Now, with new video capability on Apple Computer's iPods, pornography may push the envelope of video content available on digital content players. Of course, this development presents some issues.

It is tough enough already for parents to monitor the Internet viewing habits of their children. Many parents have home computers located in a central place, such as the living room, so that they can be sure that their children are accessing only age-appropriate content.

However, the ability of parents to monitor is seriously undermined if their children quickly can download adult content onto their iPods and then take it away from the home for easy viewing elsewhere.

Employers often undertake vigorous efforts to monitor and ensure that only work-related and otherwise appropriate content is viewed by employees in the workplace. Many employers insist that the only computers accessible in the workplace are those that belong to the employers precisely so the employers can monitor for proper content viewing.

Yet, iPods are becoming so ubiquitous and are so small, they are an easy vehicle for bringing pornography into the workplace. Employees discreetly could try to view pornography away from the watch of others. By engaging in such behavior, they often could be distracted from their true work functions, and problematically, they might contribute to an inappropriate and potentially hostile work environment to the extent the iPod porn is seen by others.

So, what are we to do?

As video makes its way onto iPods, parents can and should let their children know that they periodically will check their kids? iPods to see what video content has been downloaded. They also should check on filters that are being developed to prevent adult content from being downloaded onto iPods. Cybersitter, for example, reportedly is researching the process needed to filter pornography video content from iPods.

To the extent adult video content becomes a true iPod phenomenon, employers obviously should ban employees from viewing such content in the workplace. If that does not get the job done, employers should consider banning iPod video use in the workplace.

The Internet and handheld devices of various types bring all of us and all types of content closer together. Of course, this has many beneficial effects.
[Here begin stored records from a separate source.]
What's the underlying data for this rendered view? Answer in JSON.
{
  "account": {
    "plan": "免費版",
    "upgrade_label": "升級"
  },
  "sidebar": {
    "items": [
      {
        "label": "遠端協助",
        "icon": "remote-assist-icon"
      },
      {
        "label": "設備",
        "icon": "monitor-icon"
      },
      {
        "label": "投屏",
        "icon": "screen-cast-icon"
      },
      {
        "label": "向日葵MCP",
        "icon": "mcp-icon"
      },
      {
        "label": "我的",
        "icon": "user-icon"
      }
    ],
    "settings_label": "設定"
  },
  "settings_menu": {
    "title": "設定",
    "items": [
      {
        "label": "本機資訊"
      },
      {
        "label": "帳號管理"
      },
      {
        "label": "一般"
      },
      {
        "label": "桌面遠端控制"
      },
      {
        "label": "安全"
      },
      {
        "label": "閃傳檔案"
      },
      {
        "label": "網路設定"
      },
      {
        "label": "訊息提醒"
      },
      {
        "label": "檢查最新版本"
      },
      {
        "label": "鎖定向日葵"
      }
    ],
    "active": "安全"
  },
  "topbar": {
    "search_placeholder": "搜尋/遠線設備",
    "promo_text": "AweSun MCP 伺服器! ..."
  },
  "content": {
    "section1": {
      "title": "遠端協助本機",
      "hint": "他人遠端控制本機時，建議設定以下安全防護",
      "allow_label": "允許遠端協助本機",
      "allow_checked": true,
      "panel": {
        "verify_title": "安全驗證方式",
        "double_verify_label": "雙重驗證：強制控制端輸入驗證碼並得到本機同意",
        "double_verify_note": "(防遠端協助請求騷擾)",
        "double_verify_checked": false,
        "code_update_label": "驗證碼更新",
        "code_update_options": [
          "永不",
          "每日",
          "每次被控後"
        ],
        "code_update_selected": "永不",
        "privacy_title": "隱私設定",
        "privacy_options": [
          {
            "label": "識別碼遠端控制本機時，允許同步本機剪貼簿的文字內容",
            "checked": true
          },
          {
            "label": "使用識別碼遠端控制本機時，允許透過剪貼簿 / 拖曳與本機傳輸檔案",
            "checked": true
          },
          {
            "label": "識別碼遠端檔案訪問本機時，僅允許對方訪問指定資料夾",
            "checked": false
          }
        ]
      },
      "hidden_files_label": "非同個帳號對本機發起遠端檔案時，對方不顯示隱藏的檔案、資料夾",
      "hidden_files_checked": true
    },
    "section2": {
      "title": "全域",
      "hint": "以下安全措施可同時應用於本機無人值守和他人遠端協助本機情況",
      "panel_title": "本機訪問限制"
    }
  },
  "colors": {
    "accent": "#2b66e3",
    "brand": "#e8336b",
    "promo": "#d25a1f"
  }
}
Some may argue that viewing pornography on iPods is a positive development for interested adults. Without debating that issue, the truth remains that iPod porn must be dealt with at home and at the office.